• _Dataset records_
::::

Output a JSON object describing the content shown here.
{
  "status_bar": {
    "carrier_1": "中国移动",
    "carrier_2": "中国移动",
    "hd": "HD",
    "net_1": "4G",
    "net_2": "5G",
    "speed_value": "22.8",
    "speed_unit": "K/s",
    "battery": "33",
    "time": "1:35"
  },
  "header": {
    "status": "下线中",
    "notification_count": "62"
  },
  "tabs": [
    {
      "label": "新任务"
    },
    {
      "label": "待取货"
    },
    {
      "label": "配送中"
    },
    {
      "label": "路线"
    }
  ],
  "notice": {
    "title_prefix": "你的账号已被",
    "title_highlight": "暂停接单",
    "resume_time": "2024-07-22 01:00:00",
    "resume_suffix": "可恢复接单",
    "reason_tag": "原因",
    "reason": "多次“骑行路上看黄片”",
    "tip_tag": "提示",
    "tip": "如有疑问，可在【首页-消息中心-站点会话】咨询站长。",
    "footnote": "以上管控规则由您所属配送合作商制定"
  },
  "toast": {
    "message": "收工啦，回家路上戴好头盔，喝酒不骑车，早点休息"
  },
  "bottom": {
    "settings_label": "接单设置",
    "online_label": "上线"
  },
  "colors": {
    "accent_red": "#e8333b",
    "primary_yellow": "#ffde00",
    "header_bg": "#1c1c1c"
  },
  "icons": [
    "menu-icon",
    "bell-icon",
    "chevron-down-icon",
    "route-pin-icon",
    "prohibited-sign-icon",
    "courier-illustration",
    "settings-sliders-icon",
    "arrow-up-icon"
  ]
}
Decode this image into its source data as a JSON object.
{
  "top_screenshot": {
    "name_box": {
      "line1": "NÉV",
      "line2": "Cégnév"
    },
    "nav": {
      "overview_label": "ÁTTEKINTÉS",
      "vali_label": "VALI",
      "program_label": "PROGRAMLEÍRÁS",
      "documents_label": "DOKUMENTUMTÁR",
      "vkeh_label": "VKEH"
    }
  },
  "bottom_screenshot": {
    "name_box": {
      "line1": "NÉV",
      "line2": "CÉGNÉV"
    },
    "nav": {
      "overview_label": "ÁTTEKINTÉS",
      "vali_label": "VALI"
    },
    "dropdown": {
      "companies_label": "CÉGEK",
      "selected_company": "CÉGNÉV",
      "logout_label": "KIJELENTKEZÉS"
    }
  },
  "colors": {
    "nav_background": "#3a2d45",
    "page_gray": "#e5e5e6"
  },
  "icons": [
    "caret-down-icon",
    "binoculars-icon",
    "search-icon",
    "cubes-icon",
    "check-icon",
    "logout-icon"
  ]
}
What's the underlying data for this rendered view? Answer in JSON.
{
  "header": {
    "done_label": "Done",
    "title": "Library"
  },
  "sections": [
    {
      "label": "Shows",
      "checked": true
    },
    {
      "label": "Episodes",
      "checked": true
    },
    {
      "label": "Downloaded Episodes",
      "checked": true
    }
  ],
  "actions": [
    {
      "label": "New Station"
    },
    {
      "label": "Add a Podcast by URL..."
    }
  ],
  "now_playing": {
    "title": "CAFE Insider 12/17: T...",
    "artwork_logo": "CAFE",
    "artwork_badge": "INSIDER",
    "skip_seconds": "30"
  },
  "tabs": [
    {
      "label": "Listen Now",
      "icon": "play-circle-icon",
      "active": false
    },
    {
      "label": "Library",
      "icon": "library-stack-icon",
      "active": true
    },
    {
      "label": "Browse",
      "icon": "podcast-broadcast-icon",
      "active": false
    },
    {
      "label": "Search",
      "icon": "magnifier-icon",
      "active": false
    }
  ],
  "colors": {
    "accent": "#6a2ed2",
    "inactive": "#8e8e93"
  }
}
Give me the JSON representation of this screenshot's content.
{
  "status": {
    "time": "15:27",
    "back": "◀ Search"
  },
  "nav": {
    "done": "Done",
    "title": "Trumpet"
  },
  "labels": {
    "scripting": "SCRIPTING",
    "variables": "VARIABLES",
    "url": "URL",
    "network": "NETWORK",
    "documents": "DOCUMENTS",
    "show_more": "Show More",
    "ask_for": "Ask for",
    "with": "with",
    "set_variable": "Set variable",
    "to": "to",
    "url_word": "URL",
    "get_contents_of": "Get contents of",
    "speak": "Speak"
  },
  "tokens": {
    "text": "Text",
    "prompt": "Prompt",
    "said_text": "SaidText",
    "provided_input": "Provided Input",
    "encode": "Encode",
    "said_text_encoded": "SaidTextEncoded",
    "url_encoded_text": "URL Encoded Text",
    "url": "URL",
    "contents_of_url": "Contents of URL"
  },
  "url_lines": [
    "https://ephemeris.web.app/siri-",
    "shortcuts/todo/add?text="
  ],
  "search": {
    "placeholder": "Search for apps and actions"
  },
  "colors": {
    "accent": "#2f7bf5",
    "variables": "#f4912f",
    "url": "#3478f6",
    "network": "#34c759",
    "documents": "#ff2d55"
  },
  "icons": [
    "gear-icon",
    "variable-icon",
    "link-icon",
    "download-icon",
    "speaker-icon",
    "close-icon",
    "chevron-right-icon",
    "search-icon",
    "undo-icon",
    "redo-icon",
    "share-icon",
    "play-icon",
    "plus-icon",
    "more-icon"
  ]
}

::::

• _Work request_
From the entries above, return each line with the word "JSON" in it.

• _Answer to this task_
Output a JSON object describing the content shown here.
Decode this image into its source data as a JSON object.
What's the underlying data for this rendered view? Answer in JSON.
Give me the JSON representation of this screenshot's content.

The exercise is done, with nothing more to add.